The uncleared garbage piles in the city too are a breeding ground for the winged menace, which bring with them the threat of malaria, dengue and chikungunya, compounding the troubles of the people .
Complained Ms Shruthi, a home-maker from Hanumanthnagar, “ Once the sun sets, we have no option but to close all the windows in our house and turn on the mosquito repellants as the open ground nearby has become an excellent breeding ground for mosquitoes.”
The situation appears to be no different in Chalwadipalya, where a storm water drain is the culprit. Said Ms Lavanya, a resident, “ Without mosquito coils and mats, our lives would be hell here. We cannot stay for even an hour without these repellants as our house is situated next to a storm water drain.”
Although the BBMP claims to carry out regular fogging, the people are not convinced its doing its job. “We don’t know when the last time fogging was carried out in our area. Many meat shops here do not give their waste to the empanelled vendors, but just dump it in the open where it attracts lots of flies and mosquitoes,” grumbled Mr Hafeez, a shamiana dealer near Chiklalbagh.
Ask a BBMP official and he puts the onus on the people themselves to make the city free of mosquitoes. “They must keep their premises clean and free from any water-logging,” he suggested, noting that the recent rain had left water stagnating in many areas where mosquitoes were now breeding freely.
While observing that the rainy season sees a spike in the number of cases of malaria, chikungunya and dengue in the city, he claims the BBMP is doing its duty of fogging and creating awareness among people on how to keep their surroundings free of mosquitoes and save themselves from these diseases.
Not enough data from pvt sector: BBMP
That malaria continues to stalk the city is evident from the National Vector Borne Disease Control Programme, which reported 433 cases in Bengaluru last year, mostly from private hospitals.
But the figure could be more as not all of the nearly 4,000 private health facilities in the city share their data with the BBMP, according to its officers. They complain that this defeats the very purpose of its health wing as if it doesn’t have the full data it cannot take the required preventive measures to contain the spread of the disease, which can be fatal sometimes.
“With many malaria cases being treated in private hospitals , which don’t always bother to share the numbers with us, the BBMP cannot do proper planning to tackle the diseases,” rued one officer, pointing out that under the rules, all healthcare centres including hospitals, testing centres and labs were required to send their reports to the BBMP’s Public Health Information and Epidemiological Cell.

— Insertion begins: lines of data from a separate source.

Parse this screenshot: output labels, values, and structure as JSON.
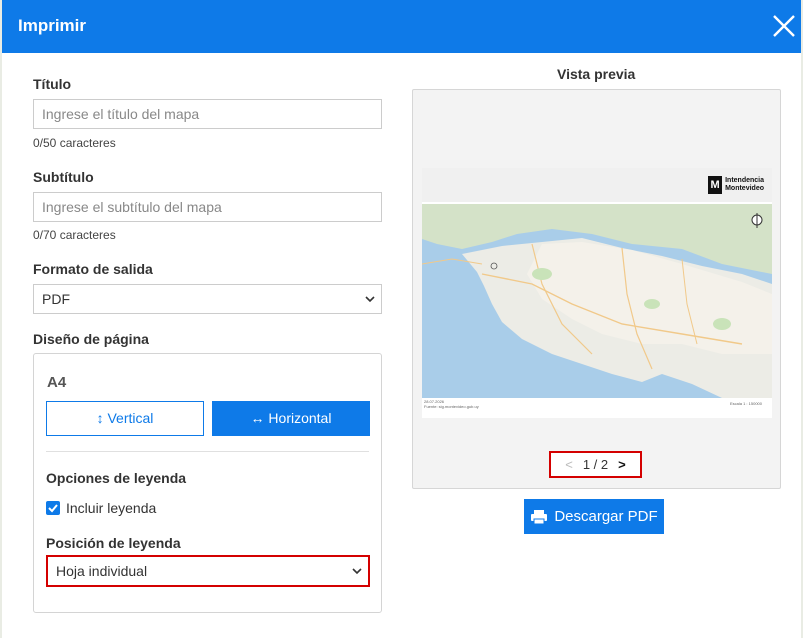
{
  "header": {
    "title": "Imprimir",
    "close_icon": "close-icon"
  },
  "form": {
    "title_label": "Título",
    "title_placeholder": "Ingrese el título del mapa",
    "title_counter": "0/50 caracteres",
    "subtitle_label": "Subtítulo",
    "subtitle_placeholder": "Ingrese el subtítulo del mapa",
    "subtitle_counter": "0/70 caracteres",
    "format_label": "Formato de salida",
    "format_value": "PDF",
    "layout_label": "Diseño de página",
    "paper_size": "A4",
    "orientation_vertical": "Vertical",
    "orientation_horizontal": "Horizontal",
    "legend_options_label": "Opciones de leyenda",
    "include_legend_label": "Incluir leyenda",
    "include_legend_checked": true,
    "legend_position_label": "Posición de leyenda",
    "legend_position_value": "Hoja individual"
  },
  "preview": {
    "title": "Vista previa",
    "logo_line1": "Intendencia",
    "logo_line2": "Montevideo",
    "logo_mark": "M",
    "footer_date": "28.07.2026",
    "footer_source": "Fuente: sig.montevideo.gub.uy",
    "scale_text": "Escala 1 : 150000",
    "page_indicator": "1 / 2",
    "prev": "<",
    "next": ">"
  },
  "actions": {
    "download_label": "Descargar PDF"
  },
  "colors": {
    "accent": "#0e7ae8",
    "highlight": "#d40000"
  }
}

“The city was very proactive in tackling H1N1 cases as the private hospitals were told to immediately report them and when they did, we didn’t waste any time in dealing with them. But this is not the case with malaria,” he added sadly, suggesting that healthcare facilities should be sensitized to ways of dealing with malaria and also slapped with fines if they still did not fall in line by reporting the cases of malaria, chikungunya, and dengue to the authorities concerned.
433 cases in 2018
- As per reports from the National Vector Borne Disease Control Programme, in 2018 there were 433 cases of malaria in BBMP
- Majority of the cases were from the private hospitals.
- There are nearly 4,000 health facilities in the city like hospitals, clinics, testing centres and labs
- BBMP admit that not all of them share the data with the BBMP.
- This is preventing the BBMP from identifying from where are these cases coming and to recognize the cause and eliminate them.